Overall, both fields offer promising salary potential, but it is crucial to stay updated on market trends to make informed career decisions.
Similarities in curriculum between the two majors
Now that you have explored the salary potential and job market trends for chemical engineering and chemical biology, let’s delve into the similarities in curriculum between these two majors.
Although there are some differences in research opportunities and potential for further education, the core coursework for both fields shares common ground. Here are three key aspects of their curriculum:
- Fundamental Sciences: Both majors require a strong foundation in chemistry, biology, and physics. You will study topics such as organic chemistry, thermodynamics, and molecular biology to gain a comprehensive understanding of the principles underlying chemical processes.
- Engineering Principles: Chemical engineering and chemical biology both emphasize the application of engineering principles. You will learn about fluid mechanics, heat and mass transfer, and reaction kinetics, which will enable you to design and optimize chemical processes.
- Laboratory Experience: Hands-on laboratory work is an essential component of both majors. You will have the opportunity to conduct experiments, analyze data, and develop practical skills in a controlled setting.
While the research opportunities and potential for further education may differ, the similarities in curriculum provide a strong foundation for pursuing a career in either field.
Difference in job prospects between the two majors
When considering job prospects, it’s important to understand the differences between the two majors: chemical engineering and chemical biology.
Chemical engineering job prospects are focused on industries such as oil and gas, pharmaceuticals, and materials manufacturing. As a chemical engineer, you will have the opportunity to work on developing and improving processes, designing equipment, and ensuring safety regulations are met.
On the other hand, chemical biology job prospects lie primarily in the biotechnology and pharmaceutical industries. As a chemical biologist, you will be involved in research and development of new drugs, studying the interactions between chemicals and biological systems, and designing new diagnostic tools.
Both majors offer promising career paths, but the specific job prospects differ based on the industries they cater to.
Factors to consider when choosing between the two majors – interests
One important factor to consider when choosing between the two majors is your personal interests. Factors to consider include the specific subject areas that interest you the most.
In chemical engineering, you will focus on the design, development, and operation of chemical processes and equipment. This major is ideal for individuals who enjoy problem-solving, mathematics, and working with large-scale systems.
On the other hand, chemical biology combines the principles of chemistry and biology to understand and manipulate biological processes. If you have a strong interest in molecular biology, genetics, and drug development, chemical biology may be a better fit for you.
It is important to carefully evaluate your personal preferences and career goals to determine which major aligns best with your interests and aspirations.
As you reach the end of this analysis, you’re now equipped with a thorough understanding of the differences and similarities between chemical engineering and chemical biology.

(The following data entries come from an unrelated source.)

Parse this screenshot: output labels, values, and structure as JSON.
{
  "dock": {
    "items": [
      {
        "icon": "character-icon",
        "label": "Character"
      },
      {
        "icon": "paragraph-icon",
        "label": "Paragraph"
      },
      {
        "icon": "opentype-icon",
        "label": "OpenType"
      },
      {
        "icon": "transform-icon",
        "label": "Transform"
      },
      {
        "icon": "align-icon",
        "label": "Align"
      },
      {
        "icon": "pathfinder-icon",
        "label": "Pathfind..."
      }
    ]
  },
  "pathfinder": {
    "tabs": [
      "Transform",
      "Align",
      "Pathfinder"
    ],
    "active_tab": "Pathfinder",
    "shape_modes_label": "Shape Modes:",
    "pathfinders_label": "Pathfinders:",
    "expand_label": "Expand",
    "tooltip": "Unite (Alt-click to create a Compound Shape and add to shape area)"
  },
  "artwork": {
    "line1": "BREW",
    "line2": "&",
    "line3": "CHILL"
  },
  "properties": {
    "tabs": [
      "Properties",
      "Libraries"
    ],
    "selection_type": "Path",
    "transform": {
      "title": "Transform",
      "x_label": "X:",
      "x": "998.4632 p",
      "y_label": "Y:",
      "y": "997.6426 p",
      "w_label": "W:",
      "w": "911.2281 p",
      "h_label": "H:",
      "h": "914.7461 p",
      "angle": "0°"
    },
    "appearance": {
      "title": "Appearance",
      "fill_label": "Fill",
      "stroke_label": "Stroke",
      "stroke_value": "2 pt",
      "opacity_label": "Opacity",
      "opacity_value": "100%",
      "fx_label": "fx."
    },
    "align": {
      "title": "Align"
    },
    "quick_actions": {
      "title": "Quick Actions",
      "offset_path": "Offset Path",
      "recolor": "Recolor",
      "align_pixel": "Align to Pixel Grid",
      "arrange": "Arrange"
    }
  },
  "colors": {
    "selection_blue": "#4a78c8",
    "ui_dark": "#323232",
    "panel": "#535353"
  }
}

The intricate pathways of molecules and the complex reactions that occur within them have been unveiled before your eyes. You’ve witnessed the power of engineering principles in transforming raw materials into valuable products, and the marvel of biology in unraveling the mysteries of life.

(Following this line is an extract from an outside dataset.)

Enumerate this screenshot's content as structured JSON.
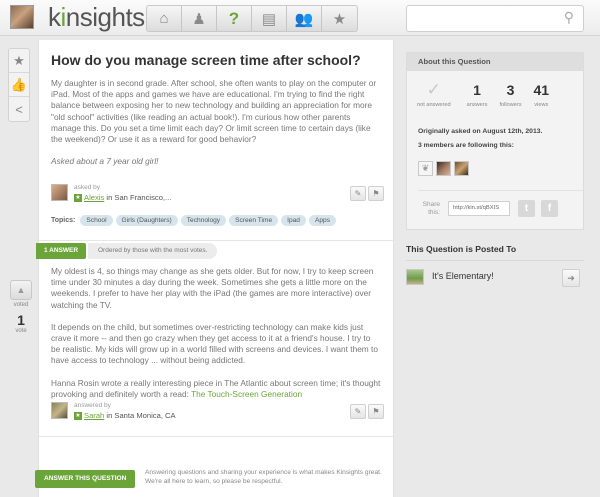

The choice between these two majors is not an easy one, but armed with knowledge, you can confidently embark on a journey that will shape the world around you.